=== YOUR OBJECTIVE ===
Lines that contain "legend" are to be copied from the material, every one of them.

=== MATERIAL FOR THIS EXERCISE ===
· · · ·
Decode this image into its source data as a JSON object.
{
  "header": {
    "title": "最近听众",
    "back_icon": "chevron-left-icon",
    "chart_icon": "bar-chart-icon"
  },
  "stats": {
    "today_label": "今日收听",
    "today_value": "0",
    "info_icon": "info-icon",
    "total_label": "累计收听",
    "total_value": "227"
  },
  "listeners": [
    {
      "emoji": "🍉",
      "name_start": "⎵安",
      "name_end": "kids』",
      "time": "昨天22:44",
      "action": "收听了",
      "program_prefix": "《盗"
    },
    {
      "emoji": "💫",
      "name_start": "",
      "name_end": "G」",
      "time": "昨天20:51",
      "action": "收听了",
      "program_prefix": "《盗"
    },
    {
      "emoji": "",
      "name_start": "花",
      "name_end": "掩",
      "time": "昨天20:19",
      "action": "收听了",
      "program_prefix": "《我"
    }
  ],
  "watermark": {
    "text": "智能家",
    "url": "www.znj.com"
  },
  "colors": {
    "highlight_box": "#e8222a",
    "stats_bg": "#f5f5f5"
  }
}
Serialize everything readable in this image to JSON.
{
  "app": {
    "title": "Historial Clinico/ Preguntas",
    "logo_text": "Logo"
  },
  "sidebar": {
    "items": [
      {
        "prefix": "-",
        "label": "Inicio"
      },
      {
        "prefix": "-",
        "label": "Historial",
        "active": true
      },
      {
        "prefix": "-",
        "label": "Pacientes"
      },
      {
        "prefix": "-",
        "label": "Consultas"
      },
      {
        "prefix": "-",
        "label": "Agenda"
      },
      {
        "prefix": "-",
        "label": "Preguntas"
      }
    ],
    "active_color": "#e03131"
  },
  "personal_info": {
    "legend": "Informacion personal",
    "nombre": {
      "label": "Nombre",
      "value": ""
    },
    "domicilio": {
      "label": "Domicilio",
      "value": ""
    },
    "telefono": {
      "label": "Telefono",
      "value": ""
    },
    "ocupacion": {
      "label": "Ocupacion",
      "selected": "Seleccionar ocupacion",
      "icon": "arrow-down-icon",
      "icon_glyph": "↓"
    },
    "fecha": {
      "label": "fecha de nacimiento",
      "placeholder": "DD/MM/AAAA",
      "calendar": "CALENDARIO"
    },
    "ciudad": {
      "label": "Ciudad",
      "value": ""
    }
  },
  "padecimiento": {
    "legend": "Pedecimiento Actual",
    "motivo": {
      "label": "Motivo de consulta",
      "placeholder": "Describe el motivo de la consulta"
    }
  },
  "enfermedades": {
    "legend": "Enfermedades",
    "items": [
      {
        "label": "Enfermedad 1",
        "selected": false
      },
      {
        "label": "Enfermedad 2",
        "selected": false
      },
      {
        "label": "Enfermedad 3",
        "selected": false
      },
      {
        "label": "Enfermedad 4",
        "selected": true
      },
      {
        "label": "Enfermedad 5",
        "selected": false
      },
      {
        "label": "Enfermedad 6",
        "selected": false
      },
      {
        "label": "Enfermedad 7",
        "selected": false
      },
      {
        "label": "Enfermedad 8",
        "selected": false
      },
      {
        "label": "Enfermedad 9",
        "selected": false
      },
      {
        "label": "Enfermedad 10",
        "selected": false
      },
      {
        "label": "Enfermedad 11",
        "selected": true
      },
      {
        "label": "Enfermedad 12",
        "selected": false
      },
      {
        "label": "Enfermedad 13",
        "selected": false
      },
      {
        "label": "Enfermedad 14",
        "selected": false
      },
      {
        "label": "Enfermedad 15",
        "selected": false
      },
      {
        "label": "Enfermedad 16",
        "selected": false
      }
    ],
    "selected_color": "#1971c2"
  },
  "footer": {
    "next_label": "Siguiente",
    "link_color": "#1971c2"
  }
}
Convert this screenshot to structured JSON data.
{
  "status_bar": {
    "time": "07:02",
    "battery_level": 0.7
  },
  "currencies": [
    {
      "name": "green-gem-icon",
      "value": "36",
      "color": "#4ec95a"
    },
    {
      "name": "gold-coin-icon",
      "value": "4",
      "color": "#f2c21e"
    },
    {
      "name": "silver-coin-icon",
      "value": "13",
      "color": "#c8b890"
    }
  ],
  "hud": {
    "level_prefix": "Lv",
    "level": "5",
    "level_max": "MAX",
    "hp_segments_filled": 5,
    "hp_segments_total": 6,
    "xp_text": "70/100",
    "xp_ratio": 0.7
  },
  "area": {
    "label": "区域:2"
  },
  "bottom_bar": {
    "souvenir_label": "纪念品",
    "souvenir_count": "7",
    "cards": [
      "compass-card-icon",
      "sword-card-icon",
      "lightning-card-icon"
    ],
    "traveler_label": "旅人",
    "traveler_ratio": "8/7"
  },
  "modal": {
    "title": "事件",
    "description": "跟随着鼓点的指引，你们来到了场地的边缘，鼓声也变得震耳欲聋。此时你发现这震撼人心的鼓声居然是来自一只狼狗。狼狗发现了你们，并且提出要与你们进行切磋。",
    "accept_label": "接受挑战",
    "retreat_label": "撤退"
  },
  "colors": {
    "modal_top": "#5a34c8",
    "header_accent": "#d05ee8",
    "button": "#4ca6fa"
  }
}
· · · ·
=== WRITTEN RESPONSE ===
    "legend": "Informacion personal",
    "legend": "Pedecimiento Actual",
    "legend": "Enfermedades",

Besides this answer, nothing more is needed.